PUTRAJAYA: Malaysia has one of the highest proportions of internationl versus domestic students in the academic world with the average ratio being almost 1:10.
Second Education Minister Datuk Seri Idris Jusoh said over the past decade, the country had become the fastest growing destination for international students, attracting an annual increase of over 16%.
“This shows that education in Malaysia is not just affordable, but also accessible and welcoming,” he said in his speech when opening the Education Malaysia International Development & Marketing Convention 2015, here, today.
Idris believes the country is on track to achieve the target of attracting 200,000 international students by 2020 in line with Malaysia’s aim of becoming an international and regional education hub.
As at Dec 31 last year, Malaysia had 135,502 international students from about 160 nations, studying in public and private higher education institutions as well as international schools, he said.
“This is an increase of 16.5% from 2013,” he added.
Out of this number, Idris said there were 74,996 international students studying in private tertiary institutions, an increase of 29.9% from 2013 while in the public institutions, the number was 32,842.
“As testament to the quality of post-graduate education and opportunities in Malaysia, 27,812 international students are currently enrolled in post-graduate programmes,” he said.
The top 10 countries that contributed to the new applications last year were Bangladesh, Nigeria, China, Indonesia, Pakistan, Yemen, Libya, Sudan, Kazakhstan and India.

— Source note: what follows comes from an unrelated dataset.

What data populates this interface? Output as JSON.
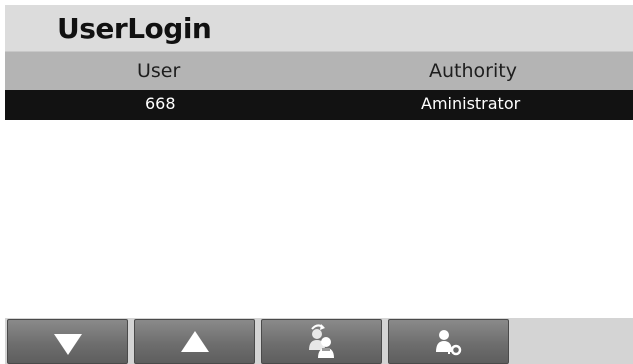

Increasing interest had been recorded from countries like Australia, the United States, United Kingdom and Japan, Idris said.

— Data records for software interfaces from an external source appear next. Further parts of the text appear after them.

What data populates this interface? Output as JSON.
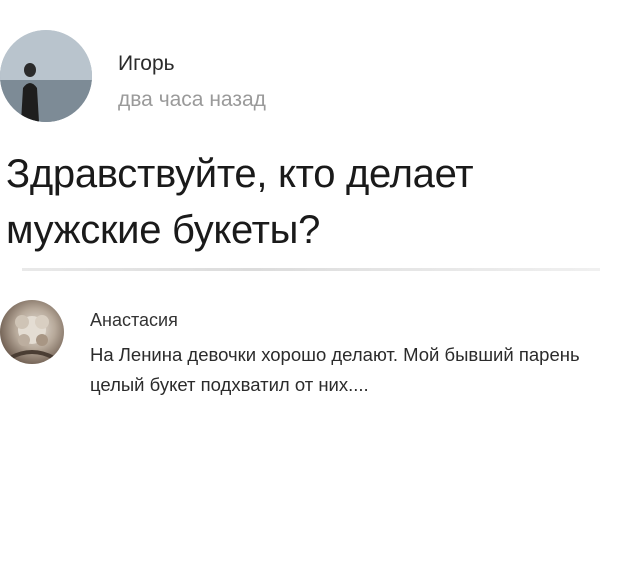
{
  "post": {
    "author_name": "Игорь",
    "time": "два часа назад",
    "text": "Здравствуйте, кто делает мужские букеты?",
    "avatar_icon": "person-avatar-icon"
  },
  "comment": {
    "author_name": "Анастасия",
    "text": "На Ленина девочки хорошо делают. Мой бывший парень целый букет подхватил от них....",
    "avatar_icon": "floral-avatar-icon"
  },
  "colors": {
    "background": "#ffffff",
    "primary_text": "#1a1a1a",
    "secondary_text": "#9a9a9a"
  }
}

Later, speaking to reporters, Idris said all the 330 language centres and public higher education institutions were required to register their students’ enrolment with Education Malaysia Global Services (EMGS) beginning March 1 and April 1 respectively to enable them to study in this country.
He said the decision was made due to arising problems, where there were foreign students studying at language centres which provided only nine hours of lessons per week, with some students taking advantage by doing other work.
He added that the new move would ease the monitoring and detection of foreign students studying in Malaysia.
Previously, the compulsory requirement to register foreign students’ study applications with the one-stop centre only applied to private higher education institutions.
Idris said the EMGS also had the role of monitoring, supervising and coordinating matters related to promotions, marketing and student support services for these institutions. – Bernama